The suggestion that Beam and Edrington could have merged, however, gets short shrift from both Farrar and Gaynor. "I never comment on those kinds of things," says Gaynor. "That goes in to (Beam's parent company) Fortune Brands." Again, Farrar concurs.

The structure of the new alliance, detailed above, would at first sight appear somewhat convoluted, but Farrar believes the format offers a pragmatic solution. "Where we (Edrington) have become the wholly-owned business, we are a very strong part of that business," he says. "The same applies for where Beam has taken wholly-owned ownership.

"As we made the change, we felt that there was a way of ensuring that we didn't allow any bureaucracy or any additional infrastructure to slow down what we believed is absolutely critical looking forward. In a slightly more troubled economic environment, speed and agility is going to be extremely important in delivering the kind of brand goals we're looking for."

Donard Gaynor, MD for Beam Global's international operations.

Gaynor offers the Australian market, where Beam's Jim Beam Bourbon is the biggest spirits brand, as an example of this thinking. "We're working with Coca-Cola as our distributor (in Australia), and there was no need to do anything more complicated than that," he says. "It's just logical."

But whither the Maxxium name? So far, both Beam Global and Edrington have referred to the partnership simply as an "Alliance". What will happen to the Maxxium moniker going forward?

"Maxxium is a name that's been around for ten years now and has built a certain amount of recognition with the trade," says Gaynor. "So, Maxxium will remain the name of the JV entities and Edrington will also use the name for its wholly-owned subsidiaries." Beam Global already had "pretty strong" subsidiaries going in several of the markets where it will own the operations, Gaynor notes, "so we will move to the Beam Global name there. But we will use the name that is most recognised commercially in the respective marketplaces going forward."

Going forward, then, I ask Farrar if this new alliance would consider taking new partners on board? "The intention at the moment is not to look for additional partners," he says. "We are confident that we have got brands that cover all drinking occasions, therefore, at the moment, we're absolutely focused on driving our core brands.
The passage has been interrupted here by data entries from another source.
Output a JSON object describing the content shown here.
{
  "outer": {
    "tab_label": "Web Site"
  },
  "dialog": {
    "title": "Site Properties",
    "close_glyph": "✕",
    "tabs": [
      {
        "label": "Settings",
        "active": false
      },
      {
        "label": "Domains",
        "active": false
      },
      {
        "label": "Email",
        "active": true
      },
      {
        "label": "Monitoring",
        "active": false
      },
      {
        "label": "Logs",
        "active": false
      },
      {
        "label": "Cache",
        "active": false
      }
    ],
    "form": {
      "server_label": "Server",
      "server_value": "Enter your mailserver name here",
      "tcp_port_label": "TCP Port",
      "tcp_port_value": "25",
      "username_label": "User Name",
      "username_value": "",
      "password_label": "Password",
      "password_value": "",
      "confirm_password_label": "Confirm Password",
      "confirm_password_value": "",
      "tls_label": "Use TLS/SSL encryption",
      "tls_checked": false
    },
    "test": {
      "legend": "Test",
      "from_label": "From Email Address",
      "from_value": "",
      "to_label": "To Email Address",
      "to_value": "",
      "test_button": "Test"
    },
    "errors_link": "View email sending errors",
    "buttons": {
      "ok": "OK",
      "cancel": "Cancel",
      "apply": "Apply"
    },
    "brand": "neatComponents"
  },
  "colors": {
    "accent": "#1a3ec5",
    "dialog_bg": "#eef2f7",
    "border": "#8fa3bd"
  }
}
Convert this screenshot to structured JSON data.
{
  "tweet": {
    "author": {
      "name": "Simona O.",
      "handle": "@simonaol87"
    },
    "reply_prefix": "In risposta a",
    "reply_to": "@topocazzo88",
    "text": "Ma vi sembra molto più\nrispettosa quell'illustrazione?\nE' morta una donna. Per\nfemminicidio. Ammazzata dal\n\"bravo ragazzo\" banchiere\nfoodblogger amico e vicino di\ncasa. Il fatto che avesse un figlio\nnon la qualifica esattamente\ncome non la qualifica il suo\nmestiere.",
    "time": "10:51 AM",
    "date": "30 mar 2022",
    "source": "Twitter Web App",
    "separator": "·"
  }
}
"If, in the fullness of time, we identify areas where we could work closely with other people, I wouldn't rule it out, but it's certainly not an immediate objective."